— Pope Benedict XVI, Homily at Our Lady of Loreto Square, Loreto, Italy (October 4, 2012)
An ancient tradition tells us that the Holy House of Mary and Joseph was transported to Italy where it has been a center of pilgrimage and devotion. Indeed, I once recall that Our Lady of Loreto was the Patroness of airmen because of this particular transportation feat. Pope Benedict XVI went to Loreto on the fourth day in October because Blessed John XXIII had done so at the beginning of Vatican II, which opened on October 11, 1962.
Benedict took the occasion to remind us that Jesus Christ did have a home, a home in which the “greatest event of history took place.” This greatest event is the union of the Word and human flesh in one person, in a child at that. No other event of history actually bridges the gap between the divine and the human in such a concrete manner. And yet there is a whole tradition of mankind that refuses to acknowledge what took place here because of its implications about what man and God are.
"The Shrine [of Loreto], built around her earthly home, preserves the memory of the moment when the angel of the Lord came to Mary with the great announcement of the Incarnation, and she gave her reply.” But Mary, of course, “offered her very body; she placed her entire being at the disposal of God’s will, becoming the ‘place’ of his presence, a place of dwelling for the Son of God.” The real heart of any home is, we might say, in the womb of the mother.
“The will of Mary coincides with the will of the Son in the Father’s unique project of love and, in her, heaven and earth are united. God the Creator is united to his creature. God becomes man, and Mary becomes a ‘living house’ for the Lord, a Temple where the Most High dwells.” The Father’s unique project is precisely to associate other beings—beings who are not gods—with Himself, if they will.

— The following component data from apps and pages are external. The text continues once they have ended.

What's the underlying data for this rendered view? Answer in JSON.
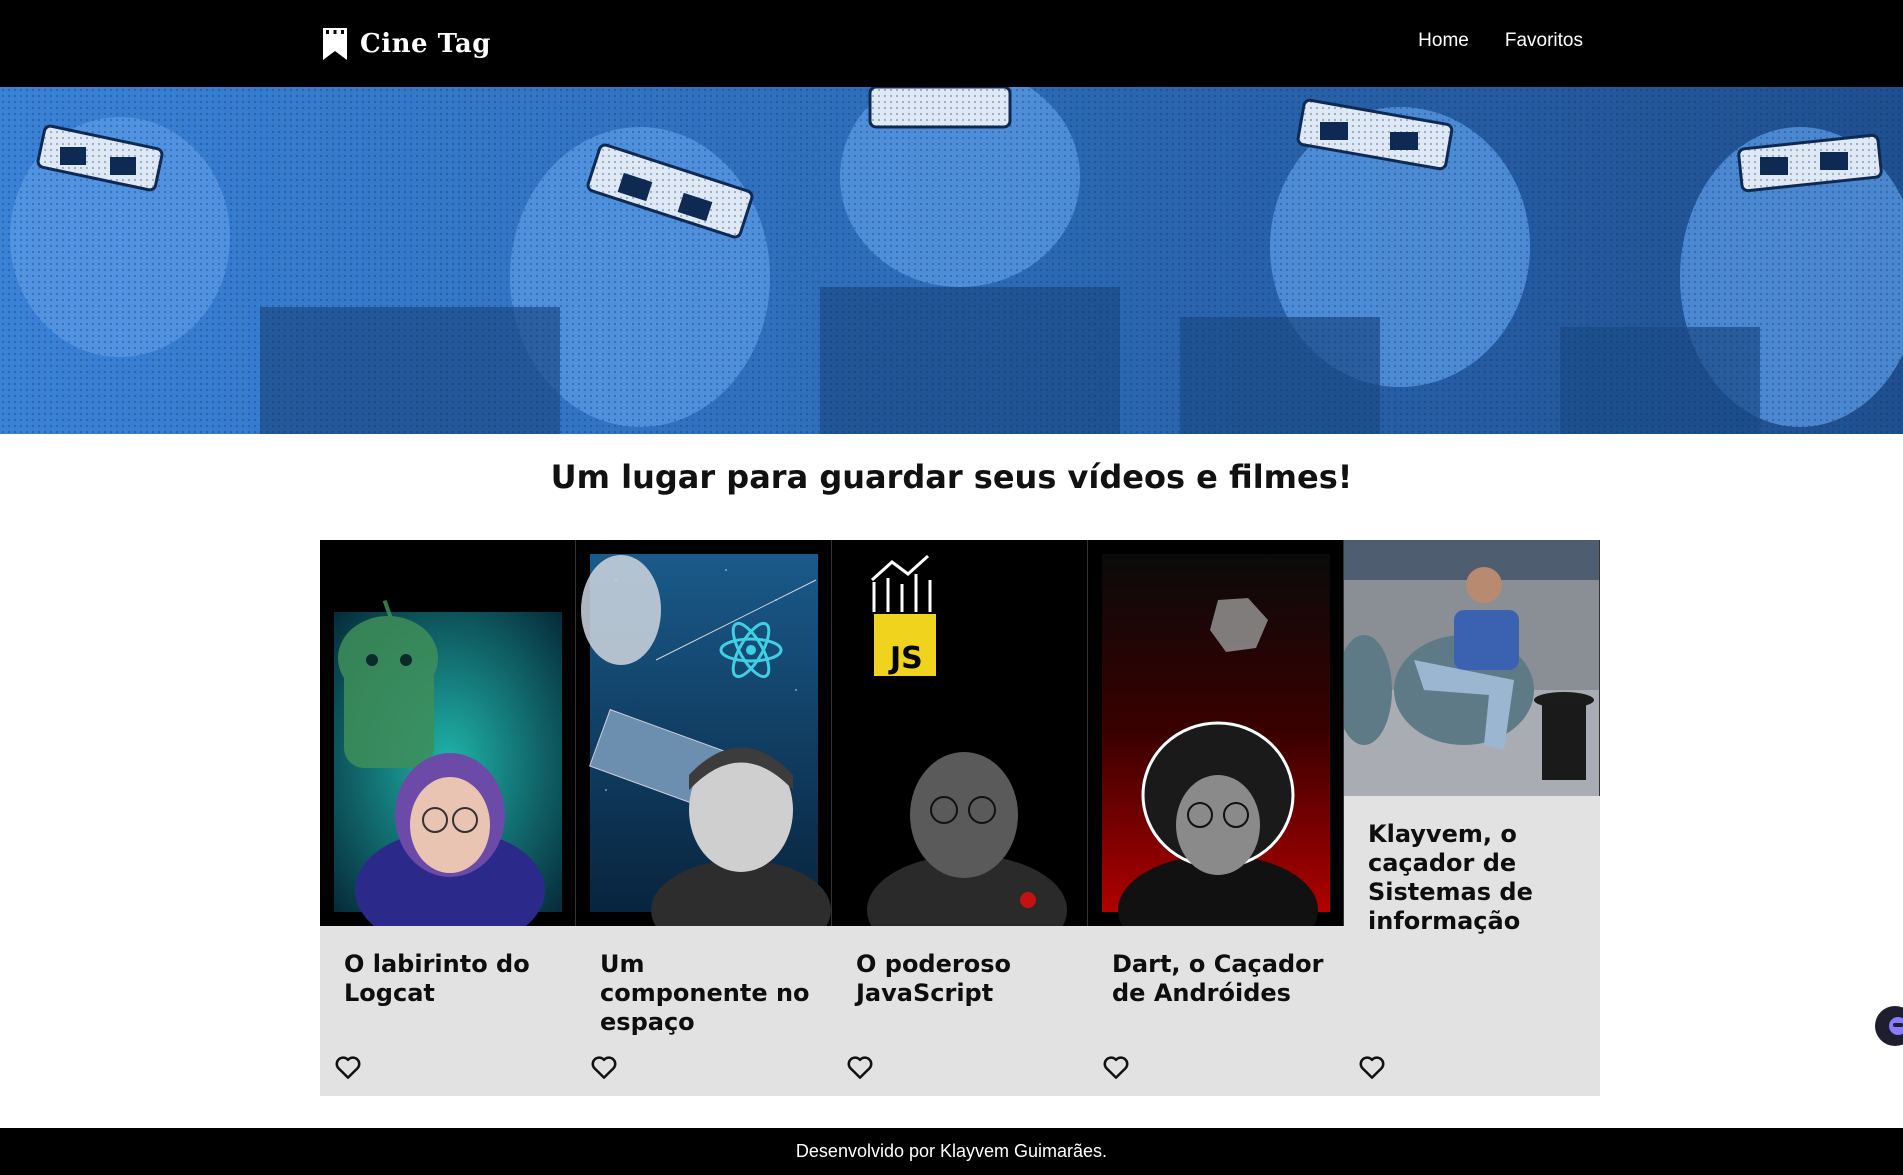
{
  "header": {
    "app_name": "Cine Tag",
    "nav": [
      {
        "label": "Home"
      },
      {
        "label": "Favoritos"
      }
    ]
  },
  "banner": {
    "tint_color": "#2c6fc0"
  },
  "main": {
    "headline": "Um lugar para guardar seus vídeos e filmes!"
  },
  "videos": [
    {
      "title": "O labirinto do Logcat",
      "icon": "heart-outline-icon"
    },
    {
      "title": "Um componente no espaço",
      "icon": "heart-outline-icon"
    },
    {
      "title": "O poderoso JavaScript",
      "icon": "heart-outline-icon"
    },
    {
      "title": "Dart, o Caçador de Andróides",
      "icon": "heart-outline-icon"
    },
    {
      "title": "Klayvem, o caçador de Sistemas de informação",
      "icon": "heart-outline-icon"
    }
  ],
  "thumbnail_badges": {
    "js": "JS"
  },
  "footer": {
    "text": "Desenvolvido por Klayvem Guimarães."
  },
  "colors": {
    "header_bg": "#000000",
    "card_bg": "#e2e2e2",
    "accent_blue": "#2c6fc0"
  }
}
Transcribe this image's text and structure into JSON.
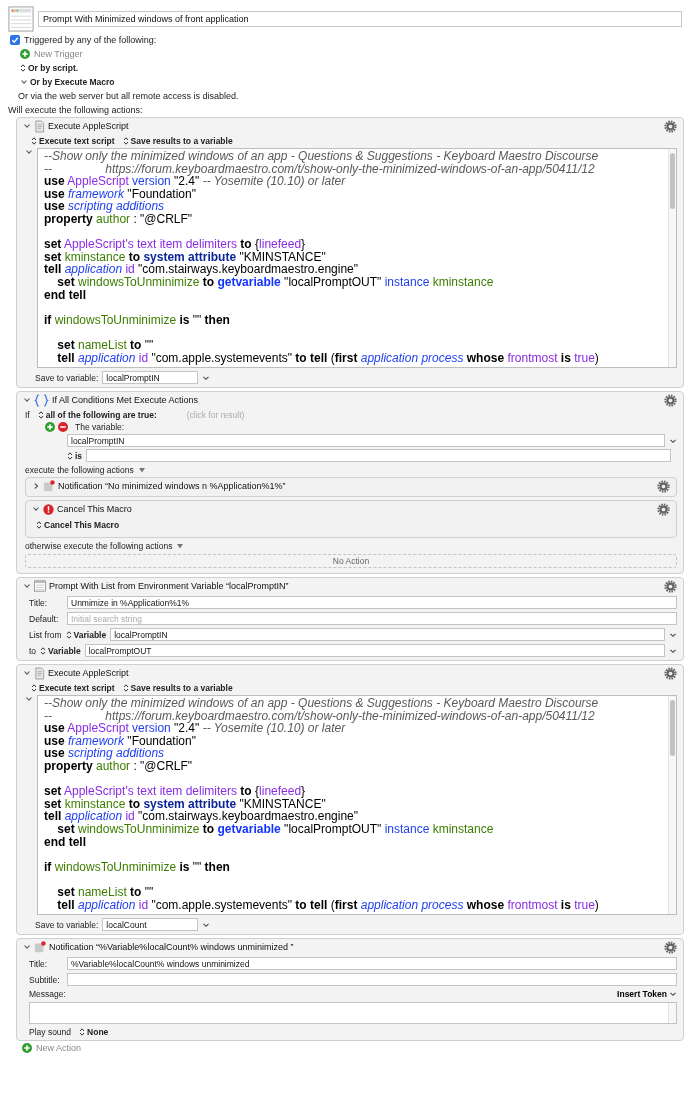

The purpose of the Incarnation and Redemption was to unite in a real fashion heaven and earth. That unity could only take place if there were in the universe beings who were free, who could know and act. We sometimes think of heaven and earth as antagonistic to each other. We know they can be. In the Gospel of John the world is sometimes pictured as what is opposed to God. But this antagonism is caused by the free will of the creatures.